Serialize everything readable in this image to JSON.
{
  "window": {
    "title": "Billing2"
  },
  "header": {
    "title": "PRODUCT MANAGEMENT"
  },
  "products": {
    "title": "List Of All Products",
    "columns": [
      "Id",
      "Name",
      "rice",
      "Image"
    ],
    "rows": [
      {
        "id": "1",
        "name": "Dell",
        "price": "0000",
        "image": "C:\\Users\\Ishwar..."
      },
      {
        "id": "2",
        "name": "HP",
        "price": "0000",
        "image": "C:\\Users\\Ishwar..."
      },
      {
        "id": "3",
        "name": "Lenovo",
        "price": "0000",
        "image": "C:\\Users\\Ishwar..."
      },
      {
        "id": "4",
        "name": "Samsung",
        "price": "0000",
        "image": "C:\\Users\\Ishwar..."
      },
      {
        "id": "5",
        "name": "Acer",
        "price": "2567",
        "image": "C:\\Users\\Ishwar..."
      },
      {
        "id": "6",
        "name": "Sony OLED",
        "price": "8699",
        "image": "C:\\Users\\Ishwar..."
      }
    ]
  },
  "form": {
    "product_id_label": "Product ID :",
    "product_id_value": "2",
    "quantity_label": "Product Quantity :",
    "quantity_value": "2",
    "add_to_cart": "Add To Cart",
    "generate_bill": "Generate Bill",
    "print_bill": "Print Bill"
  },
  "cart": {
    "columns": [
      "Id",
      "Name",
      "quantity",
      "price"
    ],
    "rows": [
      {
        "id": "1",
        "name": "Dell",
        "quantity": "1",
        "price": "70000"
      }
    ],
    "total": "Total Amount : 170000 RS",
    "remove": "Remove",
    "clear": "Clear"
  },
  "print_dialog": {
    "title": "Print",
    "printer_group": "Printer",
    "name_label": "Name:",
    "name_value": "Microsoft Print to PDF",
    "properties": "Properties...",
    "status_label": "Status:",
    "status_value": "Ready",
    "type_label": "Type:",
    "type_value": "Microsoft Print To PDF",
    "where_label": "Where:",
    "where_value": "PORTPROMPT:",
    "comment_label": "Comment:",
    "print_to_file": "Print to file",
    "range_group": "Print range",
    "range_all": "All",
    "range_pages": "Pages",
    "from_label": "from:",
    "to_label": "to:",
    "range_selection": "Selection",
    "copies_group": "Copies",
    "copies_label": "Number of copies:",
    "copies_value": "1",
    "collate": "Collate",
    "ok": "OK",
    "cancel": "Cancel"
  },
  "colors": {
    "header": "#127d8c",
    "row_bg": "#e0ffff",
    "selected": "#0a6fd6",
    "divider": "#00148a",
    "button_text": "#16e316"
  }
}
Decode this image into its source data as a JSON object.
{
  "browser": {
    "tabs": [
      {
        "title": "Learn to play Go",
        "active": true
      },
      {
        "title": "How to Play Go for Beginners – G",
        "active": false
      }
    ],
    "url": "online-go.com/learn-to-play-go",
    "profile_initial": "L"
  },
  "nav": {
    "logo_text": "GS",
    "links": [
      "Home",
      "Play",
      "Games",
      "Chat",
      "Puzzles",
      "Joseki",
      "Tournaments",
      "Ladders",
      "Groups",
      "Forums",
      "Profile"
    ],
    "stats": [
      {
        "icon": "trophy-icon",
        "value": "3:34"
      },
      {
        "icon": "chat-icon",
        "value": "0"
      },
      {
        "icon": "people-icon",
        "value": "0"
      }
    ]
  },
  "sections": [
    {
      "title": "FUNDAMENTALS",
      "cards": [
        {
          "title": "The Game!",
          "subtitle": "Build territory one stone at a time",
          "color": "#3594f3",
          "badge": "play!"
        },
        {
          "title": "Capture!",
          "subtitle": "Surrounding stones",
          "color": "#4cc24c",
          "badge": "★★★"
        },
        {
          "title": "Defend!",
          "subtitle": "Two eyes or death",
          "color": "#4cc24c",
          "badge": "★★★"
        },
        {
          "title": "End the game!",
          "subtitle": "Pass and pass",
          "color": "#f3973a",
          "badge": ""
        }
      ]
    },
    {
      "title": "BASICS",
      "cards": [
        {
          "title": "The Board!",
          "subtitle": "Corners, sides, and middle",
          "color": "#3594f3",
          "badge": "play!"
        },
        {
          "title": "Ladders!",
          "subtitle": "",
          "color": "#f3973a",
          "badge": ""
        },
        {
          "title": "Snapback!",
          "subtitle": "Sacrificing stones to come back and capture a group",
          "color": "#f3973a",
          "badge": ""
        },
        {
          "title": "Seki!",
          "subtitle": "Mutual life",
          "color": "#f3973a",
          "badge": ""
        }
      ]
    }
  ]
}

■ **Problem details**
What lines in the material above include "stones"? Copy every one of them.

■ **Response to this task**
          "subtitle": "Surrounding stones",
          "subtitle": "Sacrificing stones to come back and capture a group",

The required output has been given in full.